Talking to Girls About Duran Duran by Rob Sheffield
Anyone who has ever found themselves using pop music as a touchstone for certain points in their lives should undoubtedly enjoy Rob Sheffield’s Talking to Girls About Duran Duran. A collection of essays named after some of the most quintessential songs of the 1980s such as “Our Lips Are Sealed” by The Go-Go’s, Madonna’s “Crazy For You,” and even Tone Loc’s “Funky Cold Medina,” readers need not have come of age during the decade to relate to the humorous anecdotes of what it was like growing up a middle class music fan during Reagan-era America.
Everything I Never Told You: A Novel by Celeste Ng
This is the fictional story of a Chinese American family living in a small town during the 1970′s. The main story revolves around the sudden and tragic death of the family’s favorite daughter, but in between the lines the author explores the many ways in which people deal with grief, while still fighting an overwhelming need to fit in. This book is a mystery of sorts, as no one can quite agree as to how the daughter died, but more so than that it’s an exploration into family dynamics and how each person got to where they are now. The author switches view points and provides ample back story of her characters in order to provide the reader with a rich and full picture of a family struggling to fit in, before and after their tragic loss.
We Wish to Inform You That Tomorrow We Will be Killed With Our Families by Philip Gourevitch
This was the saddest and most difficult book to read. It explores the turmoil and swirling forces around the summer of 1994 in Rwanda. This was a time when the Republic of Rwanda’s government adopted a new policy in which everyone in the country’s Hutu majority group was called upon to murder everyone in the Tutsi’s minority.
Philip tells us about the years before and after the genocide and reminds us that Rwandan history is dangerous. With a record of successive struggles for power which consists in the ability to make others inhabit your story of their reality-“even, as is so often the case, when that story is written in their blood.” –p. 48.

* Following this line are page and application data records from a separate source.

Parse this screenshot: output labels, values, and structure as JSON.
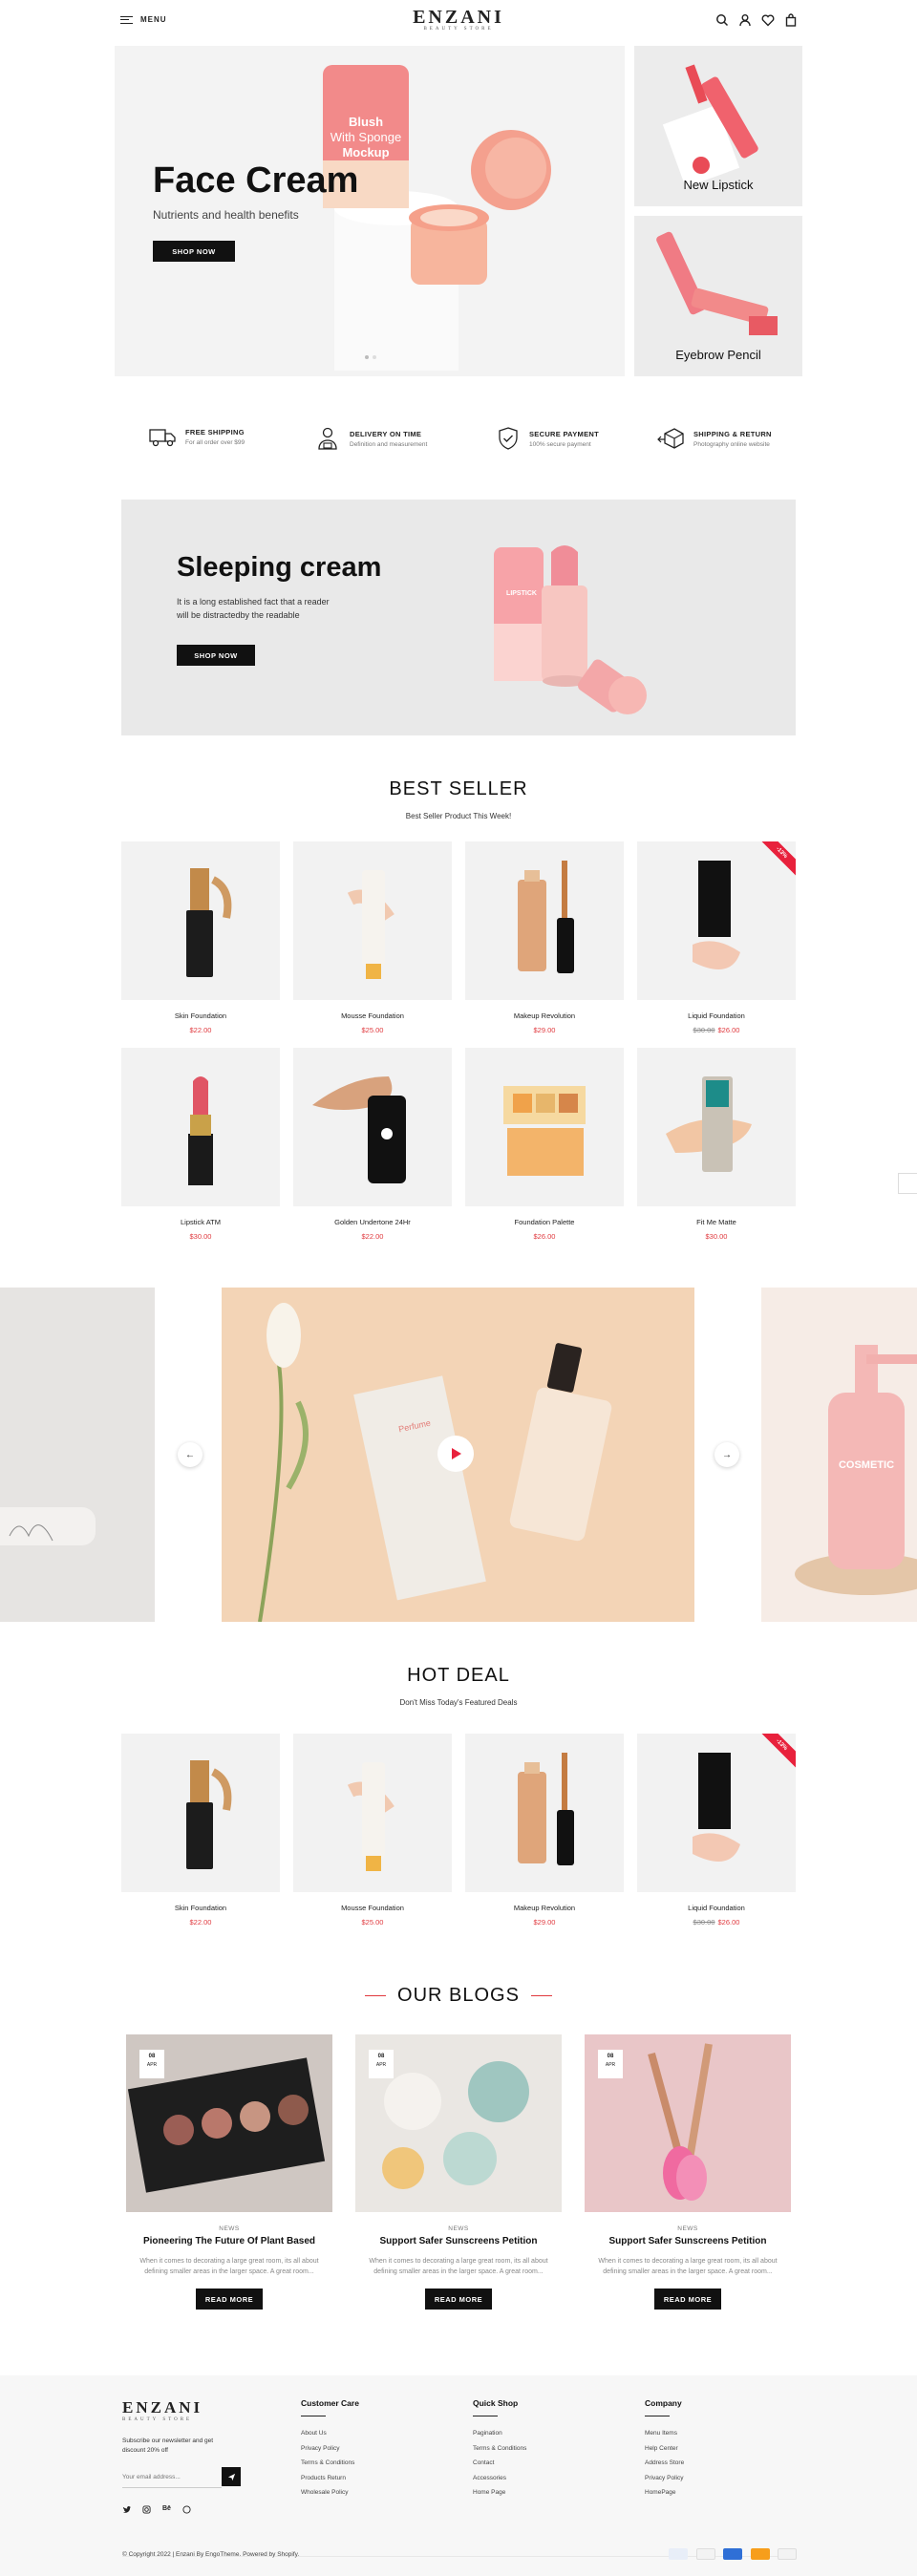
{
  "header": {
    "menu_label": "MENU",
    "logo_name": "ENZANI",
    "logo_sub": "BEAUTY STORE"
  },
  "hero": {
    "title": "Face Cream",
    "subtitle": "Nutrients and health benefits",
    "button": "SHOP NOW",
    "jar_label_1": "Blush",
    "jar_label_2": "With Sponge",
    "jar_label_3": "Mockup",
    "side1": "New Lipstick",
    "side2": "Eyebrow Pencil"
  },
  "features": [
    {
      "title": "FREE SHIPPING",
      "sub": "For all order over $99",
      "icon": "truck-icon"
    },
    {
      "title": "DELIVERY ON TIME",
      "sub": "Definition and measurement",
      "icon": "delivery-person-icon"
    },
    {
      "title": "SECURE PAYMENT",
      "sub": "100% secure payment",
      "icon": "shield-check-icon"
    },
    {
      "title": "SHIPPING & RETURN",
      "sub": "Photography online website",
      "icon": "box-return-icon"
    }
  ],
  "banner": {
    "title": "Sleeping cream",
    "text1": "It is a long established fact that a reader",
    "text2": "will be distractedby the readable",
    "button": "SHOP NOW",
    "lipstick_label": "LIPSTICK"
  },
  "best_seller": {
    "title": "BEST SELLER",
    "sub": "Best Seller Product This Week!",
    "products": [
      {
        "name": "Skin Foundation",
        "price": "$22.00",
        "old": ""
      },
      {
        "name": "Mousse Foundation",
        "price": "$25.00",
        "old": ""
      },
      {
        "name": "Makeup Revolution",
        "price": "$29.00",
        "old": ""
      },
      {
        "name": "Liquid Foundation",
        "price": "$26.00",
        "old": "$30.00",
        "badge": "-13%"
      },
      {
        "name": "Lipstick ATM",
        "price": "$30.00",
        "old": ""
      },
      {
        "name": "Golden Undertone 24Hr",
        "price": "$22.00",
        "old": ""
      },
      {
        "name": "Foundation Palette",
        "price": "$26.00",
        "old": ""
      },
      {
        "name": "Fit Me Matte",
        "price": "$30.00",
        "old": ""
      }
    ]
  },
  "slider": {
    "box_label": "Perfume",
    "right_label": "COSMETIC"
  },
  "hot_deal": {
    "title": "HOT DEAL",
    "sub": "Don't Miss Today's Featured Deals",
    "products": [
      {
        "name": "Skin Foundation",
        "price": "$22.00",
        "old": ""
      },
      {
        "name": "Mousse Foundation",
        "price": "$25.00",
        "old": ""
      },
      {
        "name": "Makeup Revolution",
        "price": "$29.00",
        "old": ""
      },
      {
        "name": "Liquid Foundation",
        "price": "$26.00",
        "old": "$30.00",
        "badge": "-13%"
      }
    ]
  },
  "blogs": {
    "title": "OUR BLOGS",
    "items": [
      {
        "day": "08",
        "month": "APR",
        "tag": "NEWS",
        "title": "Pioneering The Future Of Plant Based",
        "excerpt": "When it comes to decorating a large great room, its all about defining smaller areas in the larger space. A great room...",
        "button": "READ MORE"
      },
      {
        "day": "08",
        "month": "APR",
        "tag": "NEWS",
        "title": "Support Safer Sunscreens Petition",
        "excerpt": "When it comes to decorating a large great room, its all about defining smaller areas in the larger space. A great room...",
        "button": "READ MORE"
      },
      {
        "day": "08",
        "month": "APR",
        "tag": "NEWS",
        "title": "Support Safer Sunscreens Petition",
        "excerpt": "When it comes to decorating a large great room, its all about defining smaller areas in the larger space. A great room...",
        "button": "READ MORE"
      }
    ]
  },
  "footer": {
    "newsletter": "Subscribe our newsletter and get discount 20% off",
    "email_placeholder": "Your email address...",
    "customer_care": {
      "title": "Customer Care",
      "links": [
        "About Us",
        "Privacy Policy",
        "Terms & Conditions",
        "Products Return",
        "Wholesale Policy"
      ]
    },
    "quick_shop": {
      "title": "Quick Shop",
      "links": [
        "Pagination",
        "Terms & Conditions",
        "Contact",
        "Accessories",
        "Home Page"
      ]
    },
    "company": {
      "title": "Company",
      "links": [
        "Menu Items",
        "Help Center",
        "Address Store",
        "Privacy Policy",
        "HomePage"
      ]
    },
    "copyright": "© Copyright 2022 | Enzani By EngoTheme. Powered by Shopify.",
    "payments": [
      "VISA",
      "PayPal",
      "Amex",
      "Mastercard",
      "Discover"
    ]
  },
  "colors": {
    "accent": "#e0393e",
    "dark": "#111111",
    "pink": "#f0a4a4"
  }
}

His title is based upon an excerpt from a letter written by pastors in one Tutsi community to their church president, a Hutu. He says that he writes about how people imagine themselves and one another. The book was published in 1998 and had 7 printings by 1999. I am so amazed that he was able to observe and obtain his facts and figures without being endangered. He conducted conversations and interviews among key leaders and those attempting to heal from various sections of the country.
I found myself wanting to highlight so many pages to share the things I’ve learned. For instance, there was no US-Bill Clinton-Madeleine Albright-United Nations-NATO intervention in the genocide of these African people. And-Clinton’s ambassador to the UN, Madeleine Albright opposed leaving even the skeleton crew of two hundred seventy (UN Troops) in Rwanda.

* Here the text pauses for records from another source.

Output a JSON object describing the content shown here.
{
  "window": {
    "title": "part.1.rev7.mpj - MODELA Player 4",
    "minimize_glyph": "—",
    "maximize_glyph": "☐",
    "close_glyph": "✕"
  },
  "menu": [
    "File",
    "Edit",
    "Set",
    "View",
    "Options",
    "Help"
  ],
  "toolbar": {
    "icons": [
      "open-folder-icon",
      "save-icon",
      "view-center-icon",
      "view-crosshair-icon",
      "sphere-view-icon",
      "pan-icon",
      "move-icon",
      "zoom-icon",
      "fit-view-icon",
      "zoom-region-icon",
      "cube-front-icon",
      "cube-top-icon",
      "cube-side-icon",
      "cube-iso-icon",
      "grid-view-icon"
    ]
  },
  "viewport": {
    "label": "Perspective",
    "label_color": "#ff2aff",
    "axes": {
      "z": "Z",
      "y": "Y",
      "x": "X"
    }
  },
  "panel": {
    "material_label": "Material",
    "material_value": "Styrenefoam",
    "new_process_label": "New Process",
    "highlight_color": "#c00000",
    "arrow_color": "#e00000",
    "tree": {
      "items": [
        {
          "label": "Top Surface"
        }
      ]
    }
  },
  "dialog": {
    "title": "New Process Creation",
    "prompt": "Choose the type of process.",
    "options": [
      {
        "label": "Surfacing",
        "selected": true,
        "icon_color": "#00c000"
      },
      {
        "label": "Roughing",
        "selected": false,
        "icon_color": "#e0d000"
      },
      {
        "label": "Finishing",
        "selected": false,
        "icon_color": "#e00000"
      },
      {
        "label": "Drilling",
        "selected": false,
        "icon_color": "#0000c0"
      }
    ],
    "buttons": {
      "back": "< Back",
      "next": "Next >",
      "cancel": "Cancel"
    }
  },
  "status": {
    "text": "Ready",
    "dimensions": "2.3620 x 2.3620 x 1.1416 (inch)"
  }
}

On pages 5 and 6 he mentions an article about Dian Fossey’s death in Rwanda with murky proceedings even though the case is closed. And he mentions the prophesy of a Catholic Visionary named Little Peoples, who was in communication with the Blessed Virgin Mary-who relayed messages announcing WOE FOR RWANDA.

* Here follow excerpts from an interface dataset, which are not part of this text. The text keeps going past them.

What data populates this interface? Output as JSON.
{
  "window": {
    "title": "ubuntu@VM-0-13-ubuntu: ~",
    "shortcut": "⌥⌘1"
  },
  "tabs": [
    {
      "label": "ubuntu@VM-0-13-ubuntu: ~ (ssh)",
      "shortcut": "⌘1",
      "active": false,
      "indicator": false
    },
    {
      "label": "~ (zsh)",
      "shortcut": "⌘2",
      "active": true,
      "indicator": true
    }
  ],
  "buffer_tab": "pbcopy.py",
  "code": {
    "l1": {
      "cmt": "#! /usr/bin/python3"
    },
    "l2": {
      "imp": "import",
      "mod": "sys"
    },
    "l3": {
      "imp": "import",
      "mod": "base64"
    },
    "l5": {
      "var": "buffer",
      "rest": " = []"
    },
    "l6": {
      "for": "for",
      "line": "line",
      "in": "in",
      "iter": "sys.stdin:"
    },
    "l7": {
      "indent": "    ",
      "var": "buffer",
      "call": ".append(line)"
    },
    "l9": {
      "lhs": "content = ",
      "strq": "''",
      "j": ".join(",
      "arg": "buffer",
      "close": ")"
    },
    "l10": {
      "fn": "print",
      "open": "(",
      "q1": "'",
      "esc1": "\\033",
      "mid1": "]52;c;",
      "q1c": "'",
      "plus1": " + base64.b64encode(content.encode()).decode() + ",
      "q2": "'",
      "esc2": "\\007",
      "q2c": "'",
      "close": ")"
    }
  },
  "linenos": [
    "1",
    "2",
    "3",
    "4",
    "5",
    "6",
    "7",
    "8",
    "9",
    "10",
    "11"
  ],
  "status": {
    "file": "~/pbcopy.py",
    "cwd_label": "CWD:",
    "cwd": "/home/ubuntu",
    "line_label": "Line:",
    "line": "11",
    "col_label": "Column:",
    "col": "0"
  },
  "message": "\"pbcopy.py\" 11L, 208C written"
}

Rwanda was the most Christianized country in Africa with 65% Catholics and 15% Protestants. A year after the genocide, The Rwandese Patriotic Army had been deployed to close a camp for “internally displaced persons” at Kibeho, the hill famous for apparitions of the Virgin Mary. Kibeho is merely one of dozens of camps for those displaced. More than 80,000 Hutus who had fled their homes after the genocide were living at the Kibeho camp, which the French had set up during Operation Turquoise. The RPA operation to close the camp had gone awry, and at least two thousand Hutus were reported killed. Once again, a UN battalion had been on hand and had done nothing. (This is a direct quote from Philip).
“The Story of Rwanda had been bothering my mind, and I wanted to explore how the killings at the Kibeho camp related and compared to the genocide that preceded them.”-writes Philip.
On p. 188 it seems that relief agencies agreed in principle but not about how the displaced people should depart the camps! And by early 1995, a quarter of a million IDP’s (internally displaced persons) remained in the camps, of which Kibeho was the largest and home to the largest collection of hard-core Genocidaires.
This book sparks a lot to bother my mind as well. I would love to learn the role of the UN. I only know that when I was much younger in 1990- I was impressed walking through the UN building in NYC for what may have been a brief hour or two. If I were to visit again, I am certain that I would make a day of it!
The author first began his journey to Rwanda in May of 1995. His total stay was 9 months in the course of 6 trips. Pages 186-208 particularly stirred me and I feel compelled to continue studying what happened not too long ago.
Abraham Lincoln said that “We cannot escape history. We…will be remembered in spite of ourselves.”